Top of Dataset records

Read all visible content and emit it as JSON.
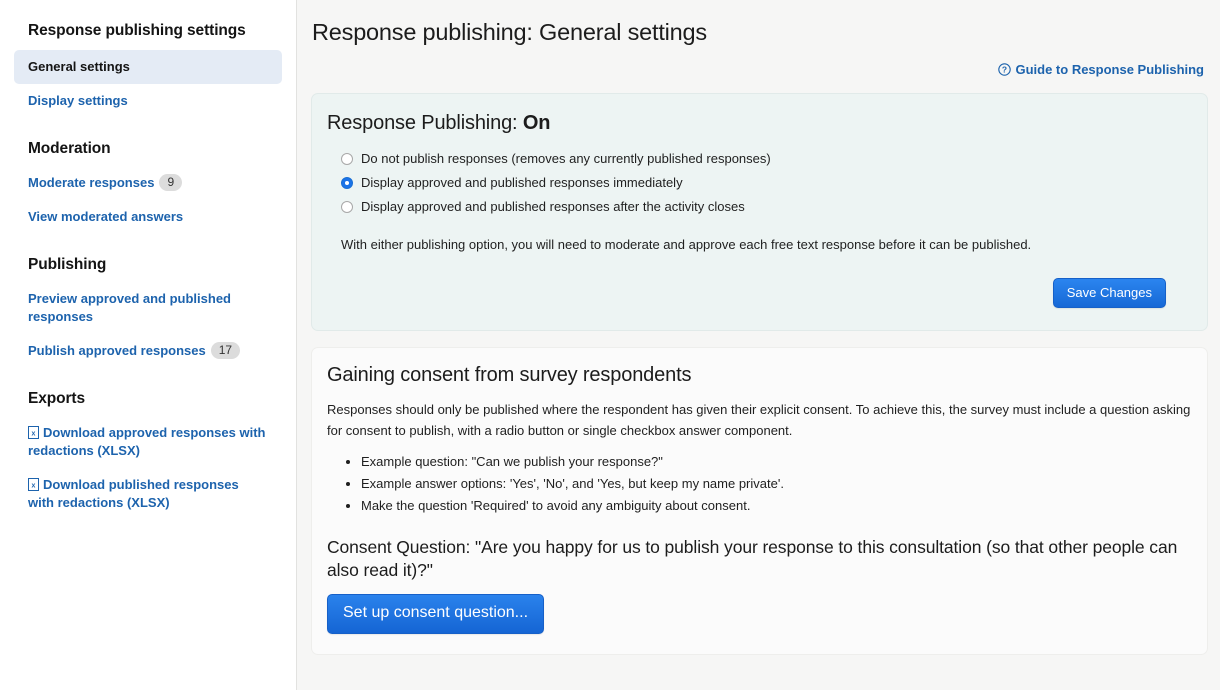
{
  "sidebar": {
    "title": "Response publishing settings",
    "nav": [
      {
        "label": "General settings",
        "active": true
      },
      {
        "label": "Display settings",
        "active": false
      }
    ],
    "sections": [
      {
        "heading": "Moderation",
        "items": [
          {
            "label": "Moderate responses",
            "badge": "9",
            "icon": ""
          },
          {
            "label": "View moderated answers",
            "badge": "",
            "icon": ""
          }
        ]
      },
      {
        "heading": "Publishing",
        "items": [
          {
            "label": "Preview approved and published responses",
            "badge": "",
            "icon": ""
          },
          {
            "label": "Publish approved responses",
            "badge": "17",
            "icon": ""
          }
        ]
      },
      {
        "heading": "Exports",
        "items": [
          {
            "label": "Download approved responses with redactions (XLSX)",
            "badge": "",
            "icon": "xlsx-file-icon"
          },
          {
            "label": "Download published responses with redactions (XLSX)",
            "badge": "",
            "icon": "xlsx-file-icon"
          }
        ]
      }
    ]
  },
  "main": {
    "page_title": "Response publishing: General settings",
    "guide_link": {
      "label": "Guide to Response Publishing",
      "icon": "question-circle-icon"
    },
    "publishing_card": {
      "heading_prefix": "Response Publishing: ",
      "heading_state": "On",
      "options": [
        {
          "label": "Do not publish responses (removes any currently published responses)",
          "checked": false
        },
        {
          "label": "Display approved and published responses immediately",
          "checked": true
        },
        {
          "label": "Display approved and published responses after the activity closes",
          "checked": false
        }
      ],
      "note": "With either publishing option, you will need to moderate and approve each free text response before it can be published.",
      "save_label": "Save Changes"
    },
    "consent_card": {
      "heading": "Gaining consent from survey respondents",
      "intro": "Responses should only be published where the respondent has given their explicit consent. To achieve this, the survey must include a question asking for consent to publish, with a radio button or single checkbox answer component.",
      "bullets": [
        "Example question: \"Can we publish your response?\"",
        "Example answer options: 'Yes', 'No', and 'Yes, but keep my name private'.",
        "Make the question 'Required' to avoid any ambiguity about consent."
      ],
      "consent_question": "Consent Question: \"Are you happy for us to publish your response to this consultation (so that other people can also read it)?\"",
      "setup_button_label": "Set up consent question..."
    }
  },
  "colors": {
    "link": "#1d63ad",
    "accent_button": "#1a73e8",
    "active_nav_bg": "#e4ebf5",
    "teal_card_bg": "#edf4f3",
    "page_bg": "#f6f6f5",
    "badge_bg": "#dcdcdc"
  }
}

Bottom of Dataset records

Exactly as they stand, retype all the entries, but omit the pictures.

Written response →
Read all visible content and emit it as JSON.
{
  "sidebar": {
    "title": "Response publishing settings",
    "nav": [
      {
        "label": "General settings",
        "active": true
      },
      {
        "label": "Display settings",
        "active": false
      }
    ],
    "sections": [
      {
        "heading": "Moderation",
        "items": [
          {
            "label": "Moderate responses",
            "badge": "9",
            "icon": ""
          },
          {
            "label": "View moderated answers",
            "badge": "",
            "icon": ""
          }
        ]
      },
      {
        "heading": "Publishing",
        "items": [
          {
            "label": "Preview approved and published responses",
            "badge": "",
            "icon": ""
          },
          {
            "label": "Publish approved responses",
            "badge": "17",
            "icon": ""
          }
        ]
      },
      {
        "heading": "Exports",
        "items": [
          {
            "label": "Download approved responses with redactions (XLSX)",
            "badge": "",
            "icon": "xlsx-file-icon"
          },
          {
            "label": "Download published responses with redactions (XLSX)",
            "badge": "",
            "icon": "xlsx-file-icon"
          }
        ]
      }
    ]
  },
  "main": {
    "page_title": "Response publishing: General settings",
    "guide_link": {
      "label": "Guide to Response Publishing",
      "icon": "question-circle-icon"
    },
    "publishing_card": {
      "heading_prefix": "Response Publishing: ",
      "heading_state": "On",
      "options": [
        {
          "label": "Do not publish responses (removes any currently published responses)",
          "checked": false
        },
        {
          "label": "Display approved and published responses immediately",
          "checked": true
        },
        {
          "label": "Display approved and published responses after the activity closes",
          "checked": false
        }
      ],
      "note": "With either publishing option, you will need to moderate and approve each free text response before it can be published.",
      "save_label": "Save Changes"
    },
    "consent_card": {
      "heading": "Gaining consent from survey respondents",
      "intro": "Responses should only be published where the respondent has given their explicit consent. To achieve this, the survey must include a question asking for consent to publish, with a radio button or single checkbox answer component.",
      "bullets": [
        "Example question: \"Can we publish your response?\"",
        "Example answer options: 'Yes', 'No', and 'Yes, but keep my name private'.",
        "Make the question 'Required' to avoid any ambiguity about consent."
      ],
      "consent_question": "Consent Question: \"Are you happy for us to publish your response to this consultation (so that other people can also read it)?\"",
      "setup_button_label": "Set up consent question..."
    }
  },
  "colors": {
    "link": "#1d63ad",
    "accent_button": "#1a73e8",
    "active_nav_bg": "#e4ebf5",
    "teal_card_bg": "#edf4f3",
    "page_bg": "#f6f6f5",
    "badge_bg": "#dcdcdc"
  }
}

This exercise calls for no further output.